LHP Chairperson Cybele Locke and others at the Labour History Project’s AGM, Wellington Museum, 2019.
I want to begin by acknowledging the incredible work of the Labour History Project Committee – Dan Bartlett, Russell Campbell, Peter Clayworth, Jared Davidson, Ciaran Doolan, Richard Hill, Emma Kelly, Claire-Louise McCurdy, Therese O’Connell, Matariki Roche, Marie Russell, Ross Teppett, Sue Shone and Ross Webb. Thank you all for your talents, enthusiasm and storytelling. Dan left the Committee for Christchurch, but has continued to offer his copy editing and reviewing skills from the South. It is with great sadness we farewell Richard Hill, Emma Kelly and Marie Russell from the Committee. Richard, your historical knowledge of our organisation is beyond compare and we will miss your wisdom. Emma, thank you for your editorial talents, your sparkle and archival advice, and Marie for your calm logic and strategic questions.
Labour History Project work continues to centre on the Labour History Project Bulletin. Paul Maunder became the Bulletin editor in early 2018 and has brought together a diverse array of insightful labour history work. One of Paul’s excellent initiatives has been including interviews with retiring trade unionists – Maxine Gay and Robert Reid in Issue 73, and Bill Bradford in Issue 75. With Ross Webb’s leadership, the News and Reviews sections of the Bulletin have become substantial, containing many excellent suggestions for all you avid labour history readers. Ross Webb, Emma Kelly and I edited the 2018 Special-themed Bulletin – Pay Equity and Equal Employment Opportunity. Given it was 125 years since New Zealand women were enfranchised, it was an appropriate moment to explore such a theme – how far we have come, and how far we still have to go. I want to thank all our contributors to the Bulletin – article, news and reviews writers, copyeditors, and of course, the continuing fantastic design work of Jared Davidson.

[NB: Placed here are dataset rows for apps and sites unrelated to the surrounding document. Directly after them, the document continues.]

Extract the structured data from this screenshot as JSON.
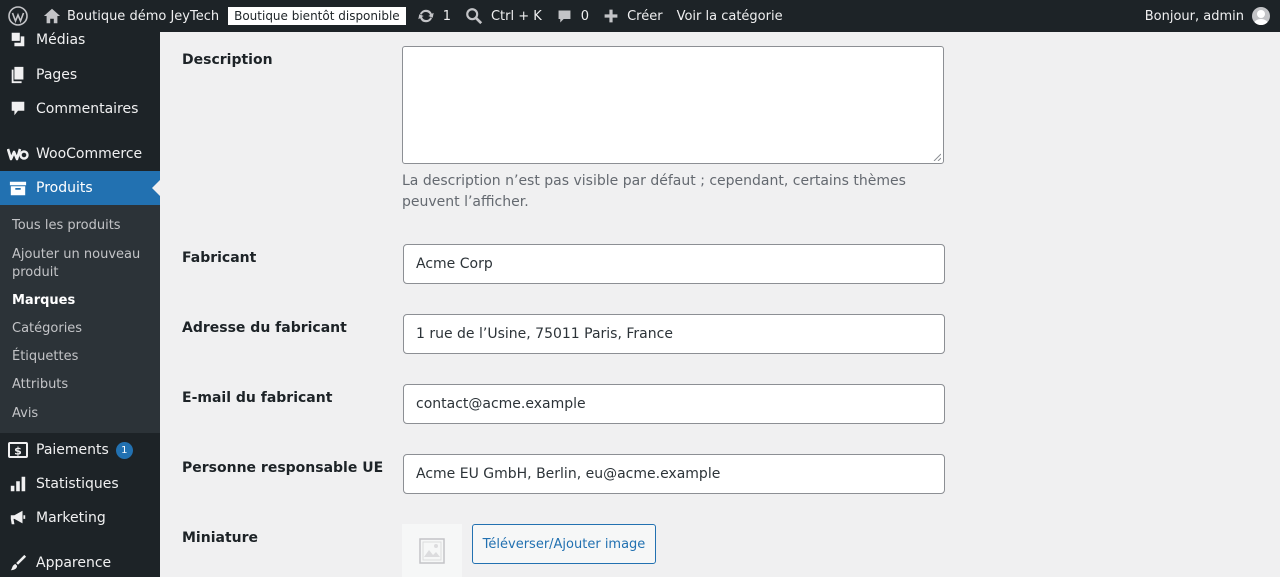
{
  "adminbar": {
    "site_name": "Boutique démo JeyTech",
    "store_badge": "Boutique bientôt disponible",
    "updates_count": "1",
    "search_shortcut": "Ctrl + K",
    "comments_count": "0",
    "create_label": "Créer",
    "view_category_label": "Voir la catégorie",
    "greeting": "Bonjour, admin"
  },
  "sidebar": {
    "items": {
      "media": "Médias",
      "pages": "Pages",
      "comments": "Commentaires",
      "woocommerce": "WooCommerce",
      "products": "Produits",
      "payments": "Paiements",
      "payments_badge": "1",
      "analytics": "Statistiques",
      "marketing": "Marketing",
      "appearance": "Apparence"
    },
    "submenu": {
      "all_products": "Tous les produits",
      "add_new": "Ajouter un nouveau produit",
      "brands": "Marques",
      "categories": "Catégories",
      "tags": "Étiquettes",
      "attributes": "Attributs",
      "reviews": "Avis"
    }
  },
  "form": {
    "description_label": "Description",
    "description_value": "",
    "description_help": "La description n’est pas visible par défaut ; cependant, certains thèmes peuvent l’afficher.",
    "manufacturer_label": "Fabricant",
    "manufacturer_value": "Acme Corp",
    "manufacturer_address_label": "Adresse du fabricant",
    "manufacturer_address_value": "1 rue de l’Usine, 75011 Paris, France",
    "manufacturer_email_label": "E-mail du fabricant",
    "manufacturer_email_value": "contact@acme.example",
    "eu_responsible_label": "Personne responsable UE",
    "eu_responsible_value": "Acme EU GmbH, Berlin, eu@acme.example",
    "thumbnail_label": "Miniature",
    "upload_button": "Téléverser/Ajouter image"
  },
  "colors": {
    "admin_bar": "#1d2327",
    "sidebar": "#1d2327",
    "submenu": "#2c3338",
    "accent": "#2271b1",
    "background": "#f0f0f1"
  }
}
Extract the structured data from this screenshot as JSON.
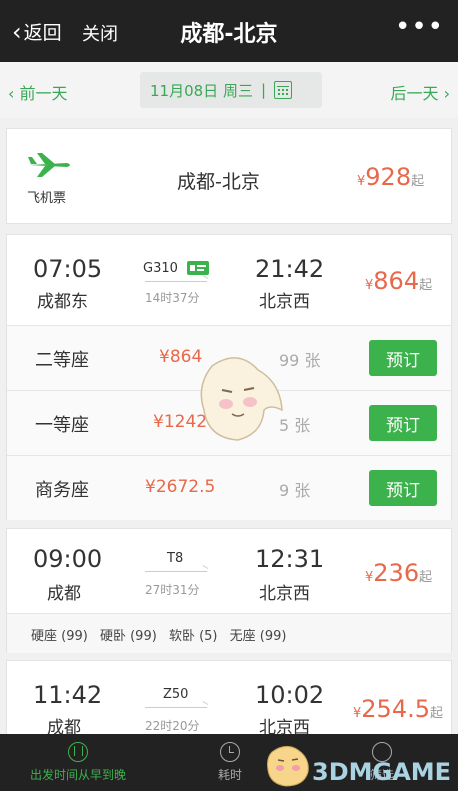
{
  "topbar": {
    "back_label": "返回",
    "close_label": "关闭",
    "title": "成都-北京",
    "more": "•••"
  },
  "datebar": {
    "prev": "前一天",
    "next": "后一天",
    "date": "11月08日 周三",
    "sep": "|"
  },
  "flight": {
    "label": "飞机票",
    "route": "成都-北京",
    "yen": "¥",
    "price": "928",
    "from": "起"
  },
  "trains": [
    {
      "dep_time": "07:05",
      "dep_station": "成都东",
      "code": "G310",
      "duration": "14时37分",
      "arr_time": "21:42",
      "arr_station": "北京西",
      "yen": "¥",
      "price": "864",
      "from": "起"
    },
    {
      "dep_time": "09:00",
      "dep_station": "成都",
      "code": "T8",
      "duration": "27时31分",
      "arr_time": "12:31",
      "arr_station": "北京西",
      "yen": "¥",
      "price": "236",
      "from": "起"
    },
    {
      "dep_time": "11:42",
      "dep_station": "成都",
      "code": "Z50",
      "duration": "22时20分",
      "arr_time": "10:02",
      "arr_station": "北京西",
      "yen": "¥",
      "price": "254.5",
      "from": "起"
    }
  ],
  "seats": [
    {
      "name": "二等座",
      "price": "¥864",
      "count": "99 张",
      "book": "预订"
    },
    {
      "name": "一等座",
      "price": "¥1242",
      "count": "5 张",
      "book": "预订"
    },
    {
      "name": "商务座",
      "price": "¥2672.5",
      "count": "9 张",
      "book": "预订"
    }
  ],
  "t8_seats": [
    "硬座 (99)",
    "硬卧 (99)",
    "软卧 (5)",
    "无座 (99)"
  ],
  "bottom": {
    "sort": "出发时间从早到晚",
    "time": "耗时",
    "filter": "筛选"
  },
  "watermark": "3DMGAME",
  "colors": {
    "accent": "#3cb24d",
    "price": "#e8684a",
    "bar": "#222222"
  }
}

This year we decided our Special Theme would be – Winning Ways. We are interested in the methods unions and community organisations have utilised in their successful struggles to improve the lives of working people. For example, the weekend, the abolition of child labour, the eight-hour day, pay equity, health and safety regulations, accident compensation, guaranteed meal breaks, sick pay, paid holidays, nuclear free New Zealand, and so forth. Some are rights we take for granted; others have been thoroughly eroded; all were won in struggles where trade unions and community allies played a leading role.
Judging the 2018 Bert Roth Award for labour history has kept Claire-Louise, Ross Webb, Jared Davidson and me very busy. It is a fantastic opportunity to review the wealth of talent out there.
Jared Davidson did a superb job of redesigning the LHP website, which not only looks beautiful but is well-structured so it is easy to find the information you are looking for. Jared also continues to keep the LHP lively on Facebook, sharing many varied and fascinating labour history images, news and views items, and has taken up the task of doing so on Twitter as well.
Last year we mentioned our new project as a Committee was the creation of a graphic history that tells our labour history from an array of image-led perspectives. Ex-LHP Committee member Michael Brown, who with Mat Tait produced graphic tales in The Heading Dog Who Split in Half: Legends and Tall Tales from New Zealand, shared his expertise on the art of producing a graphic work. Our Committee held a workshop to brainstorm story-board ideas and we are next inviting artists to collaborate with us on graphic ideas. This exciting project is on its way.
I want to warmly thank Claire-Louise for her administrative work and Russell Campbell for keeping track of our funds and members. I also want to acknowledge Russell’s work of overseeing the funds that enable Rebecca Macfie to write a biography of Helen Kelly. Thank you both; I couldn’t do the Chair work without you.
And finally, I want to thank you – our members – who sustain and inspire the work we do. Voluntary work in the after-hours of our day is not always easy, and on behalf of the LHP Committee, I want to acknowledge all of you who have sent supportive emails, ideas, questions, labour history work and comradery. It keeps us connected in the work we do.
Kia kaha Labour History Project.